RJ App
Vegas News, Alerts, ePaper

Investigation of attorney can proceed

A federal judge has found that Nevada Attorney General candidate Jacob Hafter might have a tough time proving in court that his First Amendment political speech rights were violated when the Nevada State Bar began investigating him.

U.S. District Judge Philip Pro issued a ruling Thursday allowing the State Bar to move forward with its investigation into comments the Republican Hafter allegedly made about possible misconduct by his Democratic opponent, Attorney General Catherine Cortez Masto.

Pro also ruled that Hafter can proceed with his lawsuit against the State Bar attorneys spearheading the investigation of Hafter.

But the judge said that the Las Vegas lawyer so far “has not shown a likelihood of success on the merits” of his claims that the bar’s investigation impinges on his political speech rights.

The State Bar is investigating allegations Hafter made false public claims that a complaint had been filed with the lawyer’s group against Cortez Masto for allegedly violating the attorney-client privilege in a matter involving Republican Gov. Jim Gibbons.
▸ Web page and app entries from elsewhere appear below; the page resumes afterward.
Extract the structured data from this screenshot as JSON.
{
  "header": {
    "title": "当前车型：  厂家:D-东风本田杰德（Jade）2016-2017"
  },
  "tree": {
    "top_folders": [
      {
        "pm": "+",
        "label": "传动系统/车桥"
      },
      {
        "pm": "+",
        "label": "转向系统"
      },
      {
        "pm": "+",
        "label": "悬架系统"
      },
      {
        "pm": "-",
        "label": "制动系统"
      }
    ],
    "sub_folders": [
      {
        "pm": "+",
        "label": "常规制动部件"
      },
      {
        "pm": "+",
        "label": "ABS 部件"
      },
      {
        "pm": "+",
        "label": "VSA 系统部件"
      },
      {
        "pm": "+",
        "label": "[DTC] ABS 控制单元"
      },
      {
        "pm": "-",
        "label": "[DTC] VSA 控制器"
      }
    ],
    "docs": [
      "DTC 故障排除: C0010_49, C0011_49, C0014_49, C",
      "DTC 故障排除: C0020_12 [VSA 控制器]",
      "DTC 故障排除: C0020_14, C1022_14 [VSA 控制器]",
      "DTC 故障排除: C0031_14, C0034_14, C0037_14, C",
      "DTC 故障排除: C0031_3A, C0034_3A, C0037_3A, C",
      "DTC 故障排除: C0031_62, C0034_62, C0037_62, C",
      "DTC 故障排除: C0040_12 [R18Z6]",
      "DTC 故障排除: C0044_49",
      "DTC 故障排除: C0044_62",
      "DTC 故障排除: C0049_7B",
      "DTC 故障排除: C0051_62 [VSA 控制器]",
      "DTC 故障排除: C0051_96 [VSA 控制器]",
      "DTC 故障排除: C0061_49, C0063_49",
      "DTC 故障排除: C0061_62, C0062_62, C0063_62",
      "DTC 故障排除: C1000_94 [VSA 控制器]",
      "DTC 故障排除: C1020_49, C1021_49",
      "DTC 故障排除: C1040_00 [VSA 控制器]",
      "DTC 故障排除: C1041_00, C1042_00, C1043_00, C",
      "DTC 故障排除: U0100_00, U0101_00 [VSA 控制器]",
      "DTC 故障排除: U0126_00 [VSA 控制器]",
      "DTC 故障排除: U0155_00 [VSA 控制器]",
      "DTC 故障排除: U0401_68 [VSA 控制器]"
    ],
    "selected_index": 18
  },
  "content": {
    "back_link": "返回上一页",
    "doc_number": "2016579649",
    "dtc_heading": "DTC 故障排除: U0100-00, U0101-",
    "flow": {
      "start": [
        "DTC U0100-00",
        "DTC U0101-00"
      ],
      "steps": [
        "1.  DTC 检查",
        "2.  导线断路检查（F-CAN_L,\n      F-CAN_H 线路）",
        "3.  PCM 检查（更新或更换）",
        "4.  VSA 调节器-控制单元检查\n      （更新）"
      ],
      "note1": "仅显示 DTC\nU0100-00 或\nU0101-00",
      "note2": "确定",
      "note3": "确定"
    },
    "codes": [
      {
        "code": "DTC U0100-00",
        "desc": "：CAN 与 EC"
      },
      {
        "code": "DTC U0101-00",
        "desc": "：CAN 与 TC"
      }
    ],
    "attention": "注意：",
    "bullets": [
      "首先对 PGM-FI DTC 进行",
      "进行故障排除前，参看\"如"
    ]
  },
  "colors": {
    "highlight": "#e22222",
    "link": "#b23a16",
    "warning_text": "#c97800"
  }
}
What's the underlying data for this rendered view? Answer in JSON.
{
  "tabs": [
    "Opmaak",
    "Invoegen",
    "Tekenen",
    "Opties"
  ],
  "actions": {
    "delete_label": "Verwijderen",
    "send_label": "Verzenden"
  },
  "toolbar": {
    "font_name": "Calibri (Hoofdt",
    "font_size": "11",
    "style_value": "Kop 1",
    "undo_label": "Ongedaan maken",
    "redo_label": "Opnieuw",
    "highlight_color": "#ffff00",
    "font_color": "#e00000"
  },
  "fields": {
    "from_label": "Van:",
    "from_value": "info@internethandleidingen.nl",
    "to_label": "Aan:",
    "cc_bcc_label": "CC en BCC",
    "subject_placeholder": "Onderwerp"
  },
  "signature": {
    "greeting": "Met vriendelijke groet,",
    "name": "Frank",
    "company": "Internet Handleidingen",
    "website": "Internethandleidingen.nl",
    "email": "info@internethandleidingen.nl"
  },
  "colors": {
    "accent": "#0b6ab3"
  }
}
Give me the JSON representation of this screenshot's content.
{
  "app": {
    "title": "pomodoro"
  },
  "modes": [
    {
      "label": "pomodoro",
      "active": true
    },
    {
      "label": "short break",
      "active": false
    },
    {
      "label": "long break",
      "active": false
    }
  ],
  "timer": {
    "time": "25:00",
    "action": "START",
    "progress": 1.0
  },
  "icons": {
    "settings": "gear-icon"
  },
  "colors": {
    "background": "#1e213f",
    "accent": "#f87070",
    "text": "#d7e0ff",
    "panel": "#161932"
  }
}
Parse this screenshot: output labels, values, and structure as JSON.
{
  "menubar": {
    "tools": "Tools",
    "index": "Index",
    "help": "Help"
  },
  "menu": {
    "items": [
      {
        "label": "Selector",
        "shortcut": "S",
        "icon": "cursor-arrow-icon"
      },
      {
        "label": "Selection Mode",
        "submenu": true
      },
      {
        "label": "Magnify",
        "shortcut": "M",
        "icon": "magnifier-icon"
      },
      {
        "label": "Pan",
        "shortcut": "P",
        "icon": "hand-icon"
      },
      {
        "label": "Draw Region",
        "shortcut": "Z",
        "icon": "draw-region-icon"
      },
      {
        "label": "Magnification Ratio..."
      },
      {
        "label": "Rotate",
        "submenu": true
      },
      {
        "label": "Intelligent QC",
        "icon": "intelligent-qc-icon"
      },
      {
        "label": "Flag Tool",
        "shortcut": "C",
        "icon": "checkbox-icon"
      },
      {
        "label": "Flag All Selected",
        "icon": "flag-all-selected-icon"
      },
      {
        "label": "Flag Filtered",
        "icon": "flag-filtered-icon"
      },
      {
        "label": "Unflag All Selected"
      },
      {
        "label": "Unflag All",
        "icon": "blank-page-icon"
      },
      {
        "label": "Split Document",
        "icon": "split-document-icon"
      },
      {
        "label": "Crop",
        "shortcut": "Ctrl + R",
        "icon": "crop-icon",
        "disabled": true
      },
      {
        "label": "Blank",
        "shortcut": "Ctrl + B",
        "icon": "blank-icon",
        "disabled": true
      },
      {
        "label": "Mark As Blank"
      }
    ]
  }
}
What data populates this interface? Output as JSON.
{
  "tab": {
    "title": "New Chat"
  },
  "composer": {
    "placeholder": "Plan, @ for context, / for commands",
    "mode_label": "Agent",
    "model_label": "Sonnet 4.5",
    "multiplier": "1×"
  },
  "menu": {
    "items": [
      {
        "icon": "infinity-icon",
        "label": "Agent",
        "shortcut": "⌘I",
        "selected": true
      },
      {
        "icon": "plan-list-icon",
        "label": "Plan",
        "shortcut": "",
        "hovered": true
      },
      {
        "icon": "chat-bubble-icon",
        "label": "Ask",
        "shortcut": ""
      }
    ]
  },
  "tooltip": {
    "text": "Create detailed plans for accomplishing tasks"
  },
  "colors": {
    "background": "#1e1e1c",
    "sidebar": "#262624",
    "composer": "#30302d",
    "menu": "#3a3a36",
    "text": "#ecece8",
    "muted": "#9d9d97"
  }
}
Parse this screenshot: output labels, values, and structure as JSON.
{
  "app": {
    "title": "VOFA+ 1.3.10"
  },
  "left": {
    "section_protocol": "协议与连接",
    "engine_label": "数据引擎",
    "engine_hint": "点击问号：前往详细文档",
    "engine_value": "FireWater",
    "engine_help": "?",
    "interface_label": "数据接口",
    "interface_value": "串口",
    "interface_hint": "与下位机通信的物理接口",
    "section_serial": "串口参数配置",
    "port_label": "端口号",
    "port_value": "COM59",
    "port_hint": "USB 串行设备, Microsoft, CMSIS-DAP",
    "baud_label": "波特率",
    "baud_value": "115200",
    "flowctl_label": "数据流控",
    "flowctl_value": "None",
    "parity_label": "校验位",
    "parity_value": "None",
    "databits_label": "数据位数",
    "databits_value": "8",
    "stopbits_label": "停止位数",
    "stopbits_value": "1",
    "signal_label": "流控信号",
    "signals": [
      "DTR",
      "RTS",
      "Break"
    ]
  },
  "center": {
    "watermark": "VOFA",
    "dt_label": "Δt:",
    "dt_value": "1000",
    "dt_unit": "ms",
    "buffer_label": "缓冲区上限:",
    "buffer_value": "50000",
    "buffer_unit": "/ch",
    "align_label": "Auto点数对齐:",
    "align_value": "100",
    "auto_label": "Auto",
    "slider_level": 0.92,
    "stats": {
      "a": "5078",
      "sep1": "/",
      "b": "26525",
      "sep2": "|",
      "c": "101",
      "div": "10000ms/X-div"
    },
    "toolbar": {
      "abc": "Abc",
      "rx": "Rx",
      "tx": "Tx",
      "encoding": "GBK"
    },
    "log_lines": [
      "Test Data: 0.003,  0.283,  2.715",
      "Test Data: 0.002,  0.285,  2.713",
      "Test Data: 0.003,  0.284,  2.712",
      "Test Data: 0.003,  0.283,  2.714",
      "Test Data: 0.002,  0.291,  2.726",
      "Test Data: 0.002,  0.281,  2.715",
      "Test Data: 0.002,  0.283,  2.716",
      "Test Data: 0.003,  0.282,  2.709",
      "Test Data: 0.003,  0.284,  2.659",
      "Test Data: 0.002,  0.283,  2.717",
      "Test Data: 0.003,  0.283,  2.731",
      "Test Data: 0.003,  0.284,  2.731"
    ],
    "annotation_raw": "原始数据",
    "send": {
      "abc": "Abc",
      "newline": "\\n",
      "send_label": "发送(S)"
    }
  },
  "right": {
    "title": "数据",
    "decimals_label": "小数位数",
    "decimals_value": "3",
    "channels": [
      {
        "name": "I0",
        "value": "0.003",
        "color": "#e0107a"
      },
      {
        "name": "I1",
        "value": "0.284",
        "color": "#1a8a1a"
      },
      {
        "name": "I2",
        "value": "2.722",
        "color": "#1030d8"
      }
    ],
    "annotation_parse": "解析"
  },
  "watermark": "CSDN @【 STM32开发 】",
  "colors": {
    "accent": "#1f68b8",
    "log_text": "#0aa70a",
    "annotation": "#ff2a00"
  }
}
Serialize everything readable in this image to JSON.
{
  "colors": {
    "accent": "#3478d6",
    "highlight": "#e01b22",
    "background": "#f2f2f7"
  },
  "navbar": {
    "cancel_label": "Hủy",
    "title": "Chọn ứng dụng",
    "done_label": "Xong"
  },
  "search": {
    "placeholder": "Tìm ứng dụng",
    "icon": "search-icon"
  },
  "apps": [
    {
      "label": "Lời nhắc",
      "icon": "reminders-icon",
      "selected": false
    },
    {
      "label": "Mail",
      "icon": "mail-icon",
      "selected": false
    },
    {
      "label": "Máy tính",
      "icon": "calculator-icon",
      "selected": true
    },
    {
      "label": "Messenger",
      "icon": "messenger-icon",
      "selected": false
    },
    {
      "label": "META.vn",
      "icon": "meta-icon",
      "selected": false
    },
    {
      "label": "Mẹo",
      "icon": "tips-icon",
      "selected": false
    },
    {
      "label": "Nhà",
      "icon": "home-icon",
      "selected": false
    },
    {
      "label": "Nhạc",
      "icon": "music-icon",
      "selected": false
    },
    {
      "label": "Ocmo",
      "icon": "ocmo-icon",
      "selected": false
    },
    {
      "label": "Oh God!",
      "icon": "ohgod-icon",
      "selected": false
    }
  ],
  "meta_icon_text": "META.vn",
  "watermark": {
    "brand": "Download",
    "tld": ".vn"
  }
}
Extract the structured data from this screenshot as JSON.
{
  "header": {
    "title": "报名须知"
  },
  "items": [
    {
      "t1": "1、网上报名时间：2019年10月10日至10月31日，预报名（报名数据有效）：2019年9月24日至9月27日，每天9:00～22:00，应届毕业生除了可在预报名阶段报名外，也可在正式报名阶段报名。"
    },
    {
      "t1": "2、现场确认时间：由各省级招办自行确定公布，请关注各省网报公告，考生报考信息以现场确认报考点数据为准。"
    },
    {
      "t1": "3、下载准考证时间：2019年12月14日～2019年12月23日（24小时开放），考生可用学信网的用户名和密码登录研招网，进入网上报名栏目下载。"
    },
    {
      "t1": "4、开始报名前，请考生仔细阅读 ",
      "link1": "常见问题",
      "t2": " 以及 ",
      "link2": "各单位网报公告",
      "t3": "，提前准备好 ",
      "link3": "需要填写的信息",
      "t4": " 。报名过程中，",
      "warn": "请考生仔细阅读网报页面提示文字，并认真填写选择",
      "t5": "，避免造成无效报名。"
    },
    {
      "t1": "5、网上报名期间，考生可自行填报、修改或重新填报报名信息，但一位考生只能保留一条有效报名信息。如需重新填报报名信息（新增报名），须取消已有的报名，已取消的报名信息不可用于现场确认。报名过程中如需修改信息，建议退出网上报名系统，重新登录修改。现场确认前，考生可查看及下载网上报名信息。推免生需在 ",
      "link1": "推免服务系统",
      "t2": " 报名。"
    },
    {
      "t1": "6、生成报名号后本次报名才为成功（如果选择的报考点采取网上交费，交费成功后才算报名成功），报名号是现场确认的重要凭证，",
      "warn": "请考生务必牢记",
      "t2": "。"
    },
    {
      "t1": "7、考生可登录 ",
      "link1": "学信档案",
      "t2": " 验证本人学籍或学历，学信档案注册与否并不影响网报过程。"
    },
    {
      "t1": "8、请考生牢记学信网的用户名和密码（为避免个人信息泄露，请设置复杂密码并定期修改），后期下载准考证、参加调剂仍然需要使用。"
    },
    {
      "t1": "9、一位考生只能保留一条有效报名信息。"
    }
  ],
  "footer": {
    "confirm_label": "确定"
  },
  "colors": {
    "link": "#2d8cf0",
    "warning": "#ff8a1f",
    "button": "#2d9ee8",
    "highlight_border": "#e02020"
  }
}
“Although the statements giving rise to the grievance (against Hafter) do relate to Hafter’s political opponent, they do not relate to the core political speech of Hafter’s criticism of his political opponent,” Pro wrote in his nine-page opinion.

With early voting for the primary beginning today , Hafter contended the bar’s investigation was hurting his campaign, and he wanted Pro to halt the probe until after the election.

Pro acknowledged that Hafter was suffering political fallout from the investigation, but the judge said the State Bar has an obligation to investigate allegations of professional misconduct.

Pro also said the public has an interest in seeing the bar’s investigation completed without interference from the federal court.

Hafter said Friday that he remains optimistic he ultimately can prevail on the free speech argument.

“I have a feeling that when all the evidence comes out and the matters are fully briefed on the merits, we will still have a shot,” he said.

Meanwhile, the State Bar continues its investigation.

Assistant Bar Counsel Phil Pattee said a screening panel of the bar’s Northern Nevada Disciplinary Board will take up the matter on Thursday. The northern panel is hearing the case because Hafter sits on the Southern Nevada Disciplinary Board.

The Northern Nevada panel has several options, including dismissing the grievance against Hafter or issuing a formal reprimand, which could result in a hearing, Pattee said.

Hafter said he expects the panel to drop the case.

“Hopefully, the state bar will realize that they’re pursuing a meritless claim, and next week at the screening panel the matter will be dismissed,” he said.

Contact Jeff German at jgerman@reviewjournal.com or 702-380-8135.

Don't miss the big stories. Like us on Facebook.
Henderson Council candidates debate sports subsidies

Candidates in Henderson’s Ward 1 special election discussed whether they’d support using public funds to bring sports or entertainment facilities to the city, as has been done repeatedly in the past.

California governor rolls back drought restrictions after remarkably wet winter

Gavin Newsom stopped short of declaring that the drought is over, saying some parts of his drought emergency order remain important as California adapts to volatile weather patterns and the looming possibility of another long dry spell.